WHAT YOU NEED TO DO:
Please repeat the whole listing verbatim.

== PROVIDED RECORDS

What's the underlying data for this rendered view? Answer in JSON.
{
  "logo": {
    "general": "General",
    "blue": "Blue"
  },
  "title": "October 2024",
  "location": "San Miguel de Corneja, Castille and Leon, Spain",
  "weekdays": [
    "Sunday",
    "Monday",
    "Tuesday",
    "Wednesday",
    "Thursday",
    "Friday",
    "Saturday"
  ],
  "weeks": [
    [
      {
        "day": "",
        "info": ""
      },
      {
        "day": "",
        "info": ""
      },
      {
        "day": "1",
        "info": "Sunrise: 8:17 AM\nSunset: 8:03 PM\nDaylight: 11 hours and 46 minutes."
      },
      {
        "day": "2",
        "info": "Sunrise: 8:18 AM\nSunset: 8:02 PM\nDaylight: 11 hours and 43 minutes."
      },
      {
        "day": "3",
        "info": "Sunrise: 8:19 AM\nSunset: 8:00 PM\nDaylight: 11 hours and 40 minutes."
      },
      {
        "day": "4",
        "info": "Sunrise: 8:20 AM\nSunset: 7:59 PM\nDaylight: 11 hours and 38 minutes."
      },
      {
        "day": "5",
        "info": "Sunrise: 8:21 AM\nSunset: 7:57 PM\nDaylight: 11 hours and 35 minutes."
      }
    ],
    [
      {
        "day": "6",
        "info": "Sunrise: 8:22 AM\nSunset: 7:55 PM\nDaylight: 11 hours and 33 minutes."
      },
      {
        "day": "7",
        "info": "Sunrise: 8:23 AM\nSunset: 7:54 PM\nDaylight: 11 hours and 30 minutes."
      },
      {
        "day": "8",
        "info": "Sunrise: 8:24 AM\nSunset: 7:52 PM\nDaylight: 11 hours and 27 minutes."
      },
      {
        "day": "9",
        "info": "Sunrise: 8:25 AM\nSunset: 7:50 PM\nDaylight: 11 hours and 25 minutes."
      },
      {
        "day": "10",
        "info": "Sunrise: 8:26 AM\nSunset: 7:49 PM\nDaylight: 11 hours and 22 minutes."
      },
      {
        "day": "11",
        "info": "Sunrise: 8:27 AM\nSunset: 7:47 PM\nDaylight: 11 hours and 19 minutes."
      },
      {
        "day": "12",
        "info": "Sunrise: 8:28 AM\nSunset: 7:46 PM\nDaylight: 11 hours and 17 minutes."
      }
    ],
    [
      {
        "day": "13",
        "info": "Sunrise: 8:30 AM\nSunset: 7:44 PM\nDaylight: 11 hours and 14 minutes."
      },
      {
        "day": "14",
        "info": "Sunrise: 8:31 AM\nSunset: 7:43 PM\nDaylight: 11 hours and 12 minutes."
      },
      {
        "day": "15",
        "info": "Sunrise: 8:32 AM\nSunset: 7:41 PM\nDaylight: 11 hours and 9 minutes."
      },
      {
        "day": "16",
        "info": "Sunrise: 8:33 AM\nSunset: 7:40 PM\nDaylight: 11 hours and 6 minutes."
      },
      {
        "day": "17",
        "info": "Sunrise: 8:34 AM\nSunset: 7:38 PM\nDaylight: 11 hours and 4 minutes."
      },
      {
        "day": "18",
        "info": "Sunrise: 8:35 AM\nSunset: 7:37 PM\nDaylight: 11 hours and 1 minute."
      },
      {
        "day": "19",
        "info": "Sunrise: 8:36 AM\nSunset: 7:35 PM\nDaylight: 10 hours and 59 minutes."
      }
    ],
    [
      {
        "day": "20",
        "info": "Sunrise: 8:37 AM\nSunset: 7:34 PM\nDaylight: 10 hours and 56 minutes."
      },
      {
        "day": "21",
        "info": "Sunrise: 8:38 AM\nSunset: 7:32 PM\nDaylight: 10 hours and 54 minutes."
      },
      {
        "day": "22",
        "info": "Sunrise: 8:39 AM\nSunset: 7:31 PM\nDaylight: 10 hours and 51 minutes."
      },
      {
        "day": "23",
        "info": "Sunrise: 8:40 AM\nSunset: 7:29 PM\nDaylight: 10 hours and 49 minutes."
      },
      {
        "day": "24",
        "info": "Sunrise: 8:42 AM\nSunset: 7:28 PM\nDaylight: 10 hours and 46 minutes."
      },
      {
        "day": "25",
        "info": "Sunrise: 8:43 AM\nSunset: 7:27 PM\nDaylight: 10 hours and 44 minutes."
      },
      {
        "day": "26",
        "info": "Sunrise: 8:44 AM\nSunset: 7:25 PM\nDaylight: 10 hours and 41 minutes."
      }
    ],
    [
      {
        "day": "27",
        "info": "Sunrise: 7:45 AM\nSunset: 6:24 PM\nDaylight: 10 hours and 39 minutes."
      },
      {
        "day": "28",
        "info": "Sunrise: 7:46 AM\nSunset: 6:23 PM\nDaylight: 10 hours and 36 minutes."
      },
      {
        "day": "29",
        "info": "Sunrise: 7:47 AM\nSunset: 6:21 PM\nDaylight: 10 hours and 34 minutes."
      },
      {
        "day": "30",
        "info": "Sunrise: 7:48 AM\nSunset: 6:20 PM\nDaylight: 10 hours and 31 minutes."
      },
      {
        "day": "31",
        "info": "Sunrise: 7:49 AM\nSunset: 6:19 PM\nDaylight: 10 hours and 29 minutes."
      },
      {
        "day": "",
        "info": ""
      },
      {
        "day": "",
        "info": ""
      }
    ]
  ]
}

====

ANSWER SPACE:
What's the underlying data for this rendered view? Answer in JSON.
{
  "logo": {
    "general": "General",
    "blue": "Blue"
  },
  "title": "October 2024",
  "location": "San Miguel de Corneja, Castille and Leon, Spain",
  "weekdays": [
    "Sunday",
    "Monday",
    "Tuesday",
    "Wednesday",
    "Thursday",
    "Friday",
    "Saturday"
  ],
  "weeks": [
    [
      {
        "day": "",
        "info": ""
      },
      {
        "day": "",
        "info": ""
      },
      {
        "day": "1",
        "info": "Sunrise: 8:17 AM\nSunset: 8:03 PM\nDaylight: 11 hours and 46 minutes."
      },
      {
        "day": "2",
        "info": "Sunrise: 8:18 AM\nSunset: 8:02 PM\nDaylight: 11 hours and 43 minutes."
      },
      {
        "day": "3",
        "info": "Sunrise: 8:19 AM\nSunset: 8:00 PM\nDaylight: 11 hours and 40 minutes."
      },
      {
        "day": "4",
        "info": "Sunrise: 8:20 AM\nSunset: 7:59 PM\nDaylight: 11 hours and 38 minutes."
      },
      {
        "day": "5",
        "info": "Sunrise: 8:21 AM\nSunset: 7:57 PM\nDaylight: 11 hours and 35 minutes."
      }
    ],
    [
      {
        "day": "6",
        "info": "Sunrise: 8:22 AM\nSunset: 7:55 PM\nDaylight: 11 hours and 33 minutes."
      },
      {
        "day": "7",
        "info": "Sunrise: 8:23 AM\nSunset: 7:54 PM\nDaylight: 11 hours and 30 minutes."
      },
      {
        "day": "8",
        "info": "Sunrise: 8:24 AM\nSunset: 7:52 PM\nDaylight: 11 hours and 27 minutes."
      },
      {
        "day": "9",
        "info": "Sunrise: 8:25 AM\nSunset: 7:50 PM\nDaylight: 11 hours and 25 minutes."
      },
      {
        "day": "10",
        "info": "Sunrise: 8:26 AM\nSunset: 7:49 PM\nDaylight: 11 hours and 22 minutes."
      },
      {
        "day": "11",
        "info": "Sunrise: 8:27 AM\nSunset: 7:47 PM\nDaylight: 11 hours and 19 minutes."
      },
      {
        "day": "12",
        "info": "Sunrise: 8:28 AM\nSunset: 7:46 PM\nDaylight: 11 hours and 17 minutes."
      }
    ],
    [
      {
        "day": "13",
        "info": "Sunrise: 8:30 AM\nSunset: 7:44 PM\nDaylight: 11 hours and 14 minutes."
      },
      {
        "day": "14",
        "info": "Sunrise: 8:31 AM\nSunset: 7:43 PM\nDaylight: 11 hours and 12 minutes."
      },
      {
        "day": "15",
        "info": "Sunrise: 8:32 AM\nSunset: 7:41 PM\nDaylight: 11 hours and 9 minutes."
      },
      {
        "day": "16",
        "info": "Sunrise: 8:33 AM\nSunset: 7:40 PM\nDaylight: 11 hours and 6 minutes."
      },
      {
        "day": "17",
        "info": "Sunrise: 8:34 AM\nSunset: 7:38 PM\nDaylight: 11 hours and 4 minutes."
      },
      {
        "day": "18",
        "info": "Sunrise: 8:35 AM\nSunset: 7:37 PM\nDaylight: 11 hours and 1 minute."
      },
      {
        "day": "19",
        "info": "Sunrise: 8:36 AM\nSunset: 7:35 PM\nDaylight: 10 hours and 59 minutes."
      }
    ],
    [
      {
        "day": "20",
        "info": "Sunrise: 8:37 AM\nSunset: 7:34 PM\nDaylight: 10 hours and 56 minutes."
      },
      {
        "day": "21",
        "info": "Sunrise: 8:38 AM\nSunset: 7:32 PM\nDaylight: 10 hours and 54 minutes."
      },
      {
        "day": "22",
        "info": "Sunrise: 8:39 AM\nSunset: 7:31 PM\nDaylight: 10 hours and 51 minutes."
      },
      {
        "day": "23",
        "info": "Sunrise: 8:40 AM\nSunset: 7:29 PM\nDaylight: 10 hours and 49 minutes."
      },
      {
        "day": "24",
        "info": "Sunrise: 8:42 AM\nSunset: 7:28 PM\nDaylight: 10 hours and 46 minutes."
      },
      {
        "day": "25",
        "info": "Sunrise: 8:43 AM\nSunset: 7:27 PM\nDaylight: 10 hours and 44 minutes."
      },
      {
        "day": "26",
        "info": "Sunrise: 8:44 AM\nSunset: 7:25 PM\nDaylight: 10 hours and 41 minutes."
      }
    ],
    [
      {
        "day": "27",
        "info": "Sunrise: 7:45 AM\nSunset: 6:24 PM\nDaylight: 10 hours and 39 minutes."
      },
      {
        "day": "28",
        "info": "Sunrise: 7:46 AM\nSunset: 6:23 PM\nDaylight: 10 hours and 36 minutes."
      },
      {
        "day": "29",
        "info": "Sunrise: 7:47 AM\nSunset: 6:21 PM\nDaylight: 10 hours and 34 minutes."
      },
      {
        "day": "30",
        "info": "Sunrise: 7:48 AM\nSunset: 6:20 PM\nDaylight: 10 hours and 31 minutes."
      },
      {
        "day": "31",
        "info": "Sunrise: 7:49 AM\nSunset: 6:19 PM\nDaylight: 10 hours and 29 minutes."
      },
      {
        "day": "",
        "info": ""
      },
      {
        "day": "",
        "info": ""
      }
    ]
  ]
}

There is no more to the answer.